Task requirements:
Show every line of the data where the word "görüntüleme" can be found.

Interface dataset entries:

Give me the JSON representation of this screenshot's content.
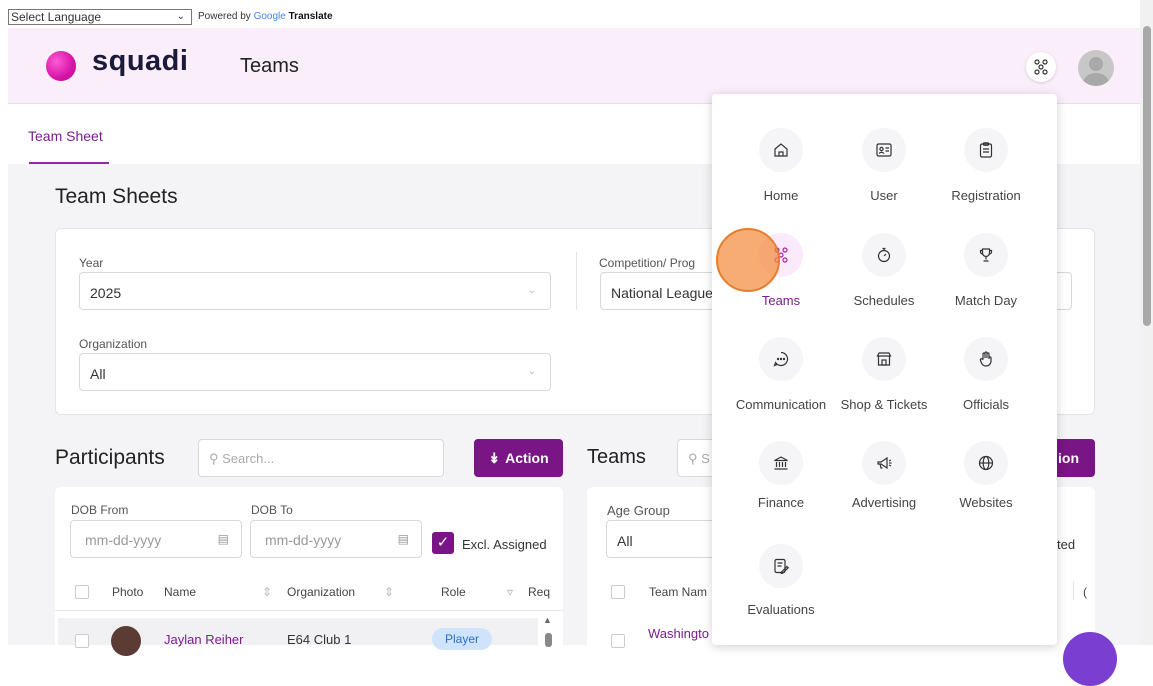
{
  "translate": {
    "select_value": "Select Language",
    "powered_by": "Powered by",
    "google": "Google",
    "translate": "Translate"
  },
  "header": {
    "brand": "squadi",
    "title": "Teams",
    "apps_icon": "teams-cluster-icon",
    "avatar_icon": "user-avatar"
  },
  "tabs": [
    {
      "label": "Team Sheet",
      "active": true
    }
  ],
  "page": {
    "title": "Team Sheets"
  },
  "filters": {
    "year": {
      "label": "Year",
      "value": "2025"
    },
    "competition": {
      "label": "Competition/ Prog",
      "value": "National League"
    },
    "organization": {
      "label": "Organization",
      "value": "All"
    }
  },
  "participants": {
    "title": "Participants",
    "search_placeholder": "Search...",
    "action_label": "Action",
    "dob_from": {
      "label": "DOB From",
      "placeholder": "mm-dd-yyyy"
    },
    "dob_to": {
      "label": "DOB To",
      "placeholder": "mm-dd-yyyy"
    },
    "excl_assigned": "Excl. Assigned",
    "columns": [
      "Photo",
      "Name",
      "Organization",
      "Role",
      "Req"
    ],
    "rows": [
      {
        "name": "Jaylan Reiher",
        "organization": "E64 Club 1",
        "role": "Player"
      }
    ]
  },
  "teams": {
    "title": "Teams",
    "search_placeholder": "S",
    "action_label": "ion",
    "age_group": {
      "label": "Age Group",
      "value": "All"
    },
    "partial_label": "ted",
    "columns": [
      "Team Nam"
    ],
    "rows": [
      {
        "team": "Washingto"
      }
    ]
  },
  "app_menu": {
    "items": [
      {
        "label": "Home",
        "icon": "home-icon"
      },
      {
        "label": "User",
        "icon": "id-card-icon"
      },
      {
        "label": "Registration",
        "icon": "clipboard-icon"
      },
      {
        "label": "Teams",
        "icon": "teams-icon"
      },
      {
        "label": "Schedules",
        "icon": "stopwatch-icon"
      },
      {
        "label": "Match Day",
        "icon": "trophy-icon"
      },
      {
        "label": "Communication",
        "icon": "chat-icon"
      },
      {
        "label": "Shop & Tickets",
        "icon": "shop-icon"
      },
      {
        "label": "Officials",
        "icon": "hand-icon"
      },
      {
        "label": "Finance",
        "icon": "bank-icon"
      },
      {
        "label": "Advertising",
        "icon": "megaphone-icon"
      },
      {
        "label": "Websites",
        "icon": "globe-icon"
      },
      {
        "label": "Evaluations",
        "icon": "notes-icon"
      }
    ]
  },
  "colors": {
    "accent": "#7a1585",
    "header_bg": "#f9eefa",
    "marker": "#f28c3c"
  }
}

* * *

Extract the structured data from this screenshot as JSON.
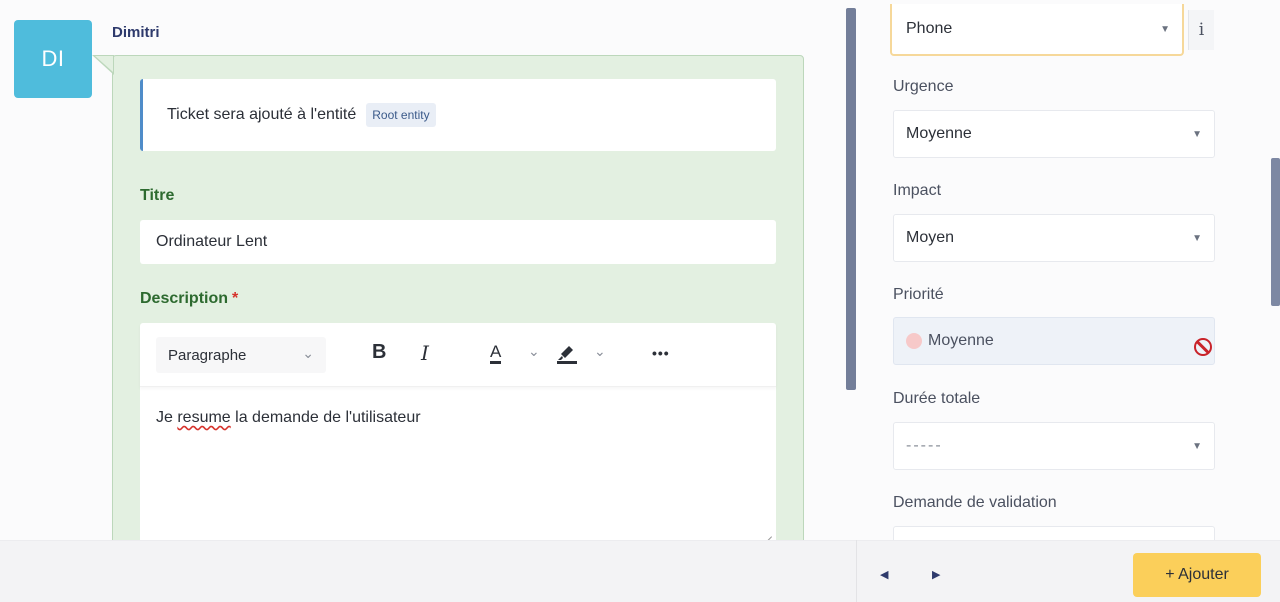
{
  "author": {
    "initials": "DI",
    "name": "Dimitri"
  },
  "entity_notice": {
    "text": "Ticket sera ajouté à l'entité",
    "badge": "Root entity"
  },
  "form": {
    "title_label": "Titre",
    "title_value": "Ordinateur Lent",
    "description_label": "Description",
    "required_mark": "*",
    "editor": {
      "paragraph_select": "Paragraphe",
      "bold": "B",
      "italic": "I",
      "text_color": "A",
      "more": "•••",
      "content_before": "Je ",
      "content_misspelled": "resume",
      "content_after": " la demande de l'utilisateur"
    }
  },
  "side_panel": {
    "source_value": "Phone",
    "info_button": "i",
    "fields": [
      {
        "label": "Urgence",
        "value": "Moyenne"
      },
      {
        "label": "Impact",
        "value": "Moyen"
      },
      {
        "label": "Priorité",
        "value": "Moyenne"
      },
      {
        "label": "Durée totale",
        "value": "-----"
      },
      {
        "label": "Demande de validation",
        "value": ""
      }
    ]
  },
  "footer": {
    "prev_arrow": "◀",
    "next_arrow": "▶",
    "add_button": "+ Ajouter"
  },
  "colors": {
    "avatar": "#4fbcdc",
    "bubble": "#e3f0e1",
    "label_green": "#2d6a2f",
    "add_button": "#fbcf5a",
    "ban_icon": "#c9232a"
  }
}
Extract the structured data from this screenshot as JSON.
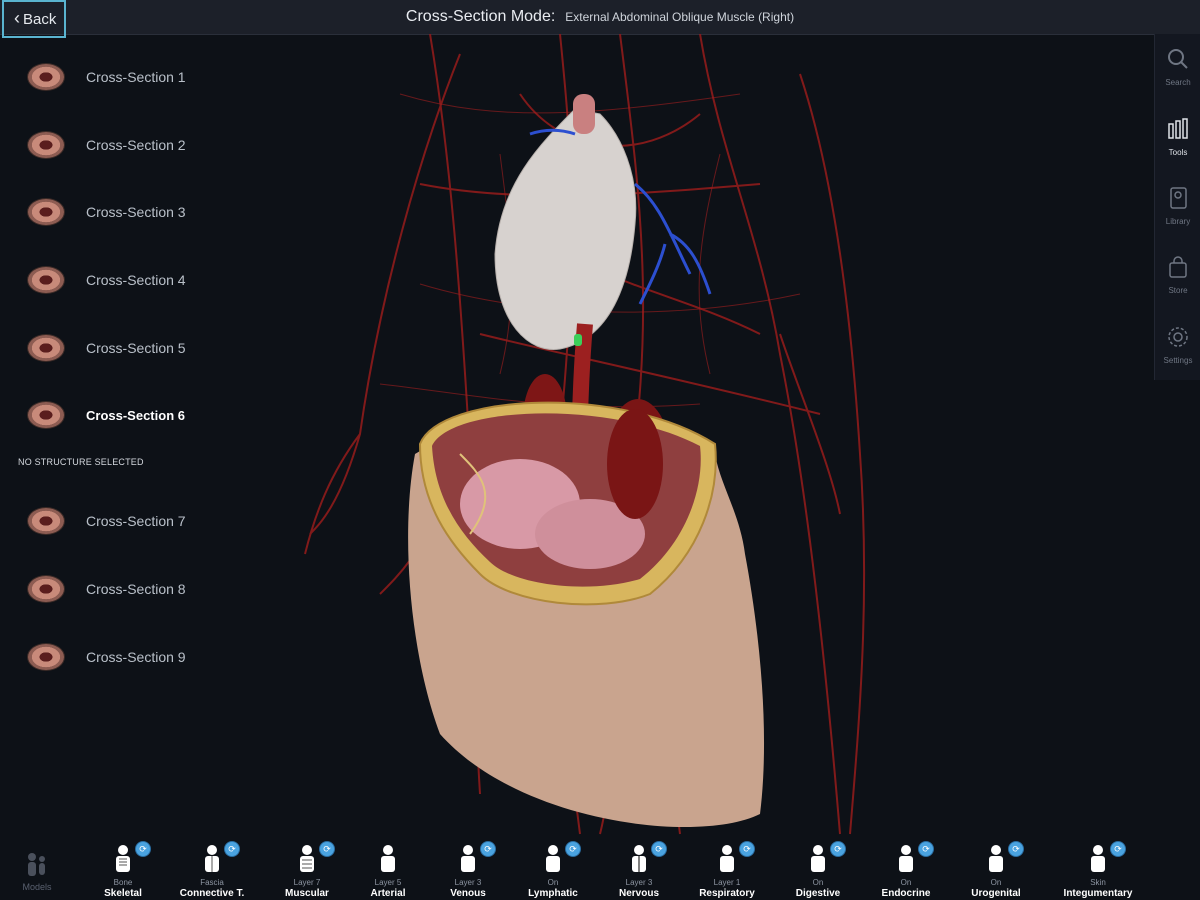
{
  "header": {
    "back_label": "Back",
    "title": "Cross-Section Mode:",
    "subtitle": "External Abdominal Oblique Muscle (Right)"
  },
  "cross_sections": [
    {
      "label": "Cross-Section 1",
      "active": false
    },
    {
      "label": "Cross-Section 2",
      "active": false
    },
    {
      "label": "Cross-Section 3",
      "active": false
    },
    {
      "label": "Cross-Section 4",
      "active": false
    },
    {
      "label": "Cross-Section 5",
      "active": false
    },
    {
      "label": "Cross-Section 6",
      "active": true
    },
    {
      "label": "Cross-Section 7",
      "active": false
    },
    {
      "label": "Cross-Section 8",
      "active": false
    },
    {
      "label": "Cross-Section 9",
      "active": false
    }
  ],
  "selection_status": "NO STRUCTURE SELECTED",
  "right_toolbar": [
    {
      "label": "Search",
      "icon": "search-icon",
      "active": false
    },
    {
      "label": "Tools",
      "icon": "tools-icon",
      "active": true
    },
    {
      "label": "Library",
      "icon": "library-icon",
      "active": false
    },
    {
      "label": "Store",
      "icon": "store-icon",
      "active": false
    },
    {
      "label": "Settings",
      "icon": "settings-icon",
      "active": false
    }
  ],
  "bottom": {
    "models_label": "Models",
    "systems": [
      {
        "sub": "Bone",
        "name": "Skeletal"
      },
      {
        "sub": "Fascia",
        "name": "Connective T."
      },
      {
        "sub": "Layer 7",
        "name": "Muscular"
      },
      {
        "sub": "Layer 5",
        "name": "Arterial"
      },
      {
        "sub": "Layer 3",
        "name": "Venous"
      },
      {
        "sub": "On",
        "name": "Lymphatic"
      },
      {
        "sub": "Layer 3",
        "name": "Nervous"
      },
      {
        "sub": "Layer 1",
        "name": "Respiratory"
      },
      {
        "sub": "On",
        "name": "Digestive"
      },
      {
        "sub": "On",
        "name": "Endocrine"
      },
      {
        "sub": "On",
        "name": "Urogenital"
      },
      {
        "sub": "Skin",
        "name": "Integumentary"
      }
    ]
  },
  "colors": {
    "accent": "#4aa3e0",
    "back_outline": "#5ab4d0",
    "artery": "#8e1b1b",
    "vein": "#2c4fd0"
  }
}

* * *

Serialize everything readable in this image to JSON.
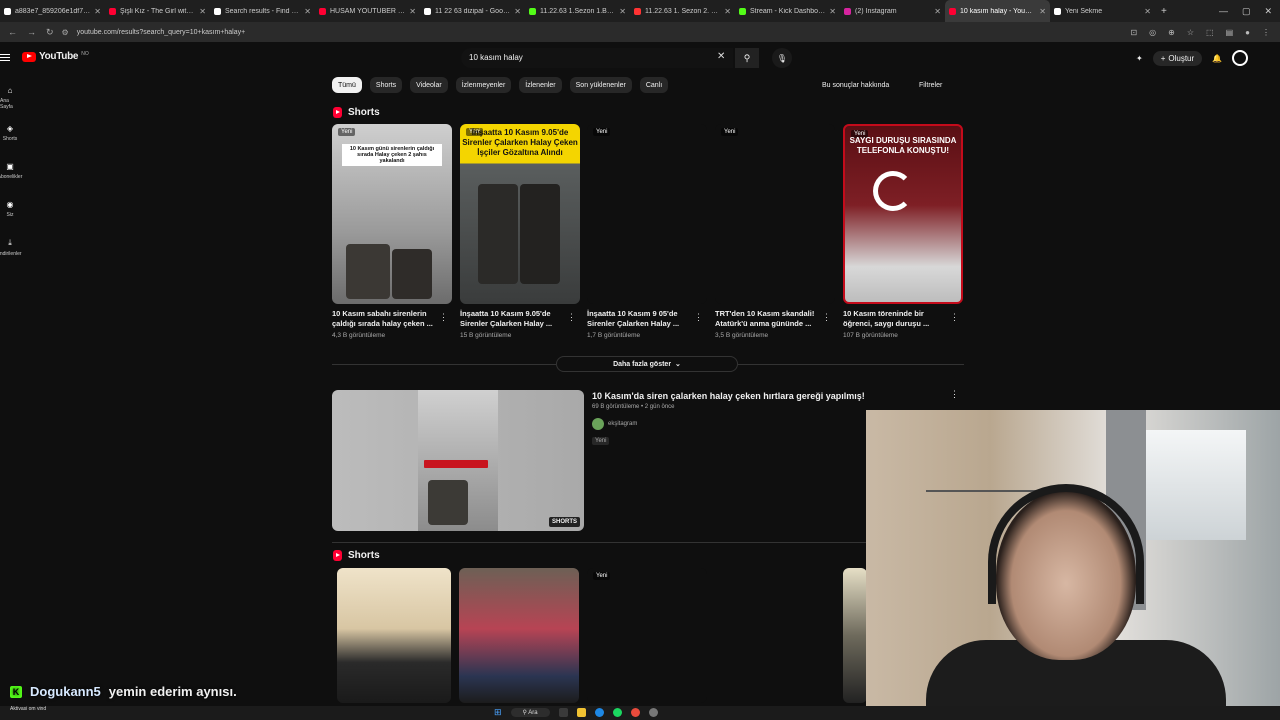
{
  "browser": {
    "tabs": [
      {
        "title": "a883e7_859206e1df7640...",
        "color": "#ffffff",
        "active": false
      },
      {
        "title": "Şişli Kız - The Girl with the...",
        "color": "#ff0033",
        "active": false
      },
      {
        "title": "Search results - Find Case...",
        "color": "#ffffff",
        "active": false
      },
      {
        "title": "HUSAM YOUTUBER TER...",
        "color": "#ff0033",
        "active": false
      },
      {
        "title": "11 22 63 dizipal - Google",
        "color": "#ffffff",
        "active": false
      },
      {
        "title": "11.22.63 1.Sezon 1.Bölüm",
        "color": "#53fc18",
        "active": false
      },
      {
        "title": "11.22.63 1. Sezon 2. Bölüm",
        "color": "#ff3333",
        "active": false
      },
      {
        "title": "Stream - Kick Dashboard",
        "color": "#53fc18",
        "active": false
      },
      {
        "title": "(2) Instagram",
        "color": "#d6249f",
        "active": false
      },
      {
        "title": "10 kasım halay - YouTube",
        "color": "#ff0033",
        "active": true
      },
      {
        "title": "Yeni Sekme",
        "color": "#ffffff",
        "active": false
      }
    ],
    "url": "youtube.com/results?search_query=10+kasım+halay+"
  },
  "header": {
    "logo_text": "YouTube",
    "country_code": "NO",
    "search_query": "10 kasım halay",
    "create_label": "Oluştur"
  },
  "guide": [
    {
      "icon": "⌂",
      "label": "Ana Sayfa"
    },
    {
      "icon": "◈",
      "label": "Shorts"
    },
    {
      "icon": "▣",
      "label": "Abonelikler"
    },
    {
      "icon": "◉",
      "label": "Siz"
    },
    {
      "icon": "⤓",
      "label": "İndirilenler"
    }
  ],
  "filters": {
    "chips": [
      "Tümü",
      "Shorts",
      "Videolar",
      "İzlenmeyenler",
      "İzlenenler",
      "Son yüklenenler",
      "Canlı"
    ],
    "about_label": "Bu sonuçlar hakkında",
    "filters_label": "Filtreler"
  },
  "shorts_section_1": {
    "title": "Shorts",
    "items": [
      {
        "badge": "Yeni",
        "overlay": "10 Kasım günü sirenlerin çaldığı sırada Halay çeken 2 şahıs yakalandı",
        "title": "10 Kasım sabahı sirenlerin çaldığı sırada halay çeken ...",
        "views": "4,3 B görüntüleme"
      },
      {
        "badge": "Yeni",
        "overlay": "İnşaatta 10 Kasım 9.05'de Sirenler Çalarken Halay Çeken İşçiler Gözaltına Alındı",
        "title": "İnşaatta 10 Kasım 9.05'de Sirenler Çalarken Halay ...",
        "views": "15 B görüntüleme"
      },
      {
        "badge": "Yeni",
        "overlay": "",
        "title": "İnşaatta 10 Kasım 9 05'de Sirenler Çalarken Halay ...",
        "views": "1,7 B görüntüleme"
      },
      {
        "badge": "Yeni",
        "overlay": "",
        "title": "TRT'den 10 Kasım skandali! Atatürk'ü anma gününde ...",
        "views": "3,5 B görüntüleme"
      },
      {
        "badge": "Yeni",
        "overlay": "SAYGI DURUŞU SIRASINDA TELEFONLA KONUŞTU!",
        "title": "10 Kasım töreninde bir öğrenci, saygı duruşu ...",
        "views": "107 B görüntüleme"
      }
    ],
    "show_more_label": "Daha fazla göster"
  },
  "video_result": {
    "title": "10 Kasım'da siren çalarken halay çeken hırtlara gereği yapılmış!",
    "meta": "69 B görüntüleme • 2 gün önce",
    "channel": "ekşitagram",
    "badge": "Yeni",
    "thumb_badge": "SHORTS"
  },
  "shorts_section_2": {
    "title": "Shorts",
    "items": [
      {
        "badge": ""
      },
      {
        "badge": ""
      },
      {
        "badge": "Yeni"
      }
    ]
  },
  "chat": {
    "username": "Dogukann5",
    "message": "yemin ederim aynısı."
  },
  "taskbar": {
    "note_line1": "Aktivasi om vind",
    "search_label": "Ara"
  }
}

Answer to this task:
        "views": "4,3 B görüntüleme"
        "views": "15 B görüntüleme"
        "views": "1,7 B görüntüleme"
        "views": "3,5 B görüntüleme"
        "views": "107 B görüntüleme"
    "meta": "69 B görüntüleme • 2 gün önce",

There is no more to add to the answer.